STAR WARS PLAYSETS
Star Wars is the main attraction in Disney Infinity 3.0, and as such there are three playsets dedicated to it. Rise Against the Empire is based on the original trilogy, Twilight of the Republic focuses on the prequels and the Clone Wars TV show, and you can probably guess what The Force Awakens is all about.
The Star Wars playsets follow the same open-world formula as past Disney Infinity content, and they’re by far the best things in this game (Rise Against the Empire being the best of the best). Exploring these familiar settings in this format is delightful, even when the game makes some egregious changes to Star Wars lore. Like, remember when Luke first met Ben Kenobi, accompanied by Han and Chewie??
This one is barely worth mentioning. It’s a lame, half-assed fighting game in the style of Super Smash Bros, except in 3D arenas. It’s fun for ten minutes, but it takes, like, fifteen minutes to beat it.
The final playset released was another platformer, this one adding a swimming mechanic to the mix. I usually despise underwater segments in platformers, but this one worked surprisingly well and I ended up loving it. It doesn’t hurt that the graphics are breathtakingly beautiful.
TOY BOX GAMES
In addition to the traditional playsets, Disney Infinity 3.0 introduced a concept called “Toy Box Games.” There were two of these smaller games, a dungeon-crawler called Toy Box Takeover and a Mario Kart clone called Toy Box Speedway. While most playsets only allow you to use characters from the franchise they’re based upon (Star Wars characters only in the Star Wars playsets, for instance), the Toy Box Games are franchise mash-ups which allow you to use any characters.
The first of these, Toy Box Takeover, is a dungeon crawler which ended up being one of my favorite elements of Disney Infinity 3.0. The second, Toy Box Speedway, is a Mario Kart clone with confounding controls that I never really got the hang of. It’s sad because I’ve wanted an awesome new Disney racing game ever since playing Magical Racing Tour on the PS1, but this one just didn’t do it for me. I never imagined racing around Agrabah and Halloween Town could be boring and annoying, but it turns out I was wrong.
So that covers all the playsets, but as I said earlier, those are only half of the Disney Infinity experience.
THE TOY BOX

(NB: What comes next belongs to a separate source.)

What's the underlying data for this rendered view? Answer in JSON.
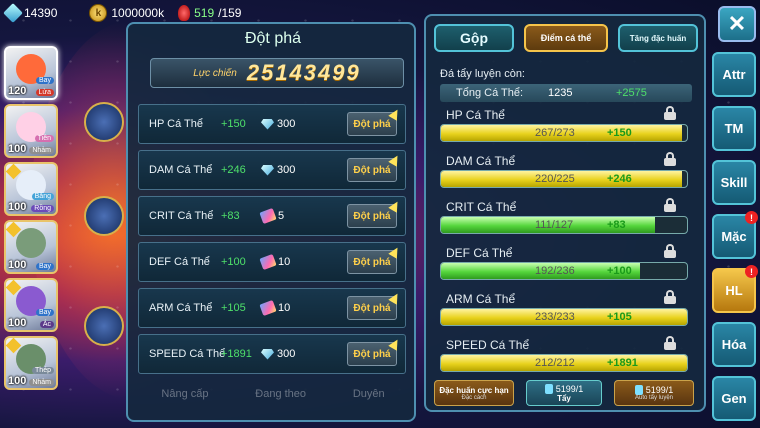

The Toy Box is where you can use all the resources and building blocks you’ve unlocked to create sprawling worlds and games of your own design. I didn’t bother much with this feature in the first two Infinity games, but for some reason I went absolutely nuts with it this time. I spent hours and days meticulously crafting elaborate set pieces, both exterior and interior. Because I’ll probably never get another chance to show these creations off, here are some of them:
New Derkins City, my bustling hub world, to which all my other creations are linked:
A dope-ass video arcade:
Avengers HQ, where I caught Venom and Beta Ray Bill making out with each other:
The Haunted Mansion:
The Forest Moon of Endor:
The Jungle Cruise:
An unfinished Camp Crystal Lake:
I obsessed over these creations – it was all I did for weeks. They are all much larger and more detailed than these pictures show, and they are all connected via my hub world. I am pretty goddamned proud of them, so thank you for indulging me.
But anyway, it was all for nothing, right? Disney Infinity is no more. The toys on my shelf will never make any more new friends. There is very little meaning left in my life. Just vantablack emptiness where my soul used to be. Have a magical day!
The Last Door